-- TASK INSTRUCTIONS --
All entries that follow are to be printed exactly as written.

-- GIVEN RECORDS --
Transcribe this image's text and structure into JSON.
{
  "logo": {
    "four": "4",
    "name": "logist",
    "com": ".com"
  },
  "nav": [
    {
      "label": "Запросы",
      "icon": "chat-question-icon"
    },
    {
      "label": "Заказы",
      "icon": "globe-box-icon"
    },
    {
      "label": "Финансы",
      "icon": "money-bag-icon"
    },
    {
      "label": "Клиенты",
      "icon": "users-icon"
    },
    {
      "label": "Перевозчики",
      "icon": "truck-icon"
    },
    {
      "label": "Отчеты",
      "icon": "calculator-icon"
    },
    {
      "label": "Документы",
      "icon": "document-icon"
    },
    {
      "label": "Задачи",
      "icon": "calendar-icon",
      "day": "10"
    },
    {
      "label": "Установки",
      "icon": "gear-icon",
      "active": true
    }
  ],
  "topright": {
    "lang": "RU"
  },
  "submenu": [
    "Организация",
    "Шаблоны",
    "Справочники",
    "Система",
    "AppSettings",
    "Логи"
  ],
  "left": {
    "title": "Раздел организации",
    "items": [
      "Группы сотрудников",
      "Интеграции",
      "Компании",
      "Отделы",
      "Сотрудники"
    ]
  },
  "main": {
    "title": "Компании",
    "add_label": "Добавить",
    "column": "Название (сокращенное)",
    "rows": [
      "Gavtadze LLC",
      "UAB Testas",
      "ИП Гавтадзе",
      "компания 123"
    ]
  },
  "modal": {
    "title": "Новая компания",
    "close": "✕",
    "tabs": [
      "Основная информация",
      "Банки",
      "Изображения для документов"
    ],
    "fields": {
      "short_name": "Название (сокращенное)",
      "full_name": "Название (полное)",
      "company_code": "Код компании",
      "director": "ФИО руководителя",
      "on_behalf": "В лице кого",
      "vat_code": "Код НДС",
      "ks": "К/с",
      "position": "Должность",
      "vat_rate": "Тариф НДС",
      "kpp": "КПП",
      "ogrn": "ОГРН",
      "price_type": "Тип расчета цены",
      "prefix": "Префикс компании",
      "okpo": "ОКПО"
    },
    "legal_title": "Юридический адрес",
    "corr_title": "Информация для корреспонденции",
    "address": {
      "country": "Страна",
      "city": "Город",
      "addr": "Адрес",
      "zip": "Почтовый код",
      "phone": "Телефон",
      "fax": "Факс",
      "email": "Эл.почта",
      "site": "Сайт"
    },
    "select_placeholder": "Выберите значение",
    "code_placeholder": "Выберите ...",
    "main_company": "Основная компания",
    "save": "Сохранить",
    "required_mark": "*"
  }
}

-- EXPECTED ANSWER --
Transcribe this image's text and structure into JSON.
{
  "logo": {
    "four": "4",
    "name": "logist",
    "com": ".com"
  },
  "nav": [
    {
      "label": "Запросы",
      "icon": "chat-question-icon"
    },
    {
      "label": "Заказы",
      "icon": "globe-box-icon"
    },
    {
      "label": "Финансы",
      "icon": "money-bag-icon"
    },
    {
      "label": "Клиенты",
      "icon": "users-icon"
    },
    {
      "label": "Перевозчики",
      "icon": "truck-icon"
    },
    {
      "label": "Отчеты",
      "icon": "calculator-icon"
    },
    {
      "label": "Документы",
      "icon": "document-icon"
    },
    {
      "label": "Задачи",
      "icon": "calendar-icon",
      "day": "10"
    },
    {
      "label": "Установки",
      "icon": "gear-icon",
      "active": true
    }
  ],
  "topright": {
    "lang": "RU"
  },
  "submenu": [
    "Организация",
    "Шаблоны",
    "Справочники",
    "Система",
    "AppSettings",
    "Логи"
  ],
  "left": {
    "title": "Раздел организации",
    "items": [
      "Группы сотрудников",
      "Интеграции",
      "Компании",
      "Отделы",
      "Сотрудники"
    ]
  },
  "main": {
    "title": "Компании",
    "add_label": "Добавить",
    "column": "Название (сокращенное)",
    "rows": [
      "Gavtadze LLC",
      "UAB Testas",
      "ИП Гавтадзе",
      "компания 123"
    ]
  },
  "modal": {
    "title": "Новая компания",
    "close": "✕",
    "tabs": [
      "Основная информация",
      "Банки",
      "Изображения для документов"
    ],
    "fields": {
      "short_name": "Название (сокращенное)",
      "full_name": "Название (полное)",
      "company_code": "Код компании",
      "director": "ФИО руководителя",
      "on_behalf": "В лице кого",
      "vat_code": "Код НДС",
      "ks": "К/с",
      "position": "Должность",
      "vat_rate": "Тариф НДС",
      "kpp": "КПП",
      "ogrn": "ОГРН",
      "price_type": "Тип расчета цены",
      "prefix": "Префикс компании",
      "okpo": "ОКПО"
    },
    "legal_title": "Юридический адрес",
    "corr_title": "Информация для корреспонденции",
    "address": {
      "country": "Страна",
      "city": "Город",
      "addr": "Адрес",
      "zip": "Почтовый код",
      "phone": "Телефон",
      "fax": "Факс",
      "email": "Эл.почта",
      "site": "Сайт"
    },
    "select_placeholder": "Выберите значение",
    "code_placeholder": "Выберите ...",
    "main_company": "Основная компания",
    "save": "Сохранить",
    "required_mark": "*"
  }
}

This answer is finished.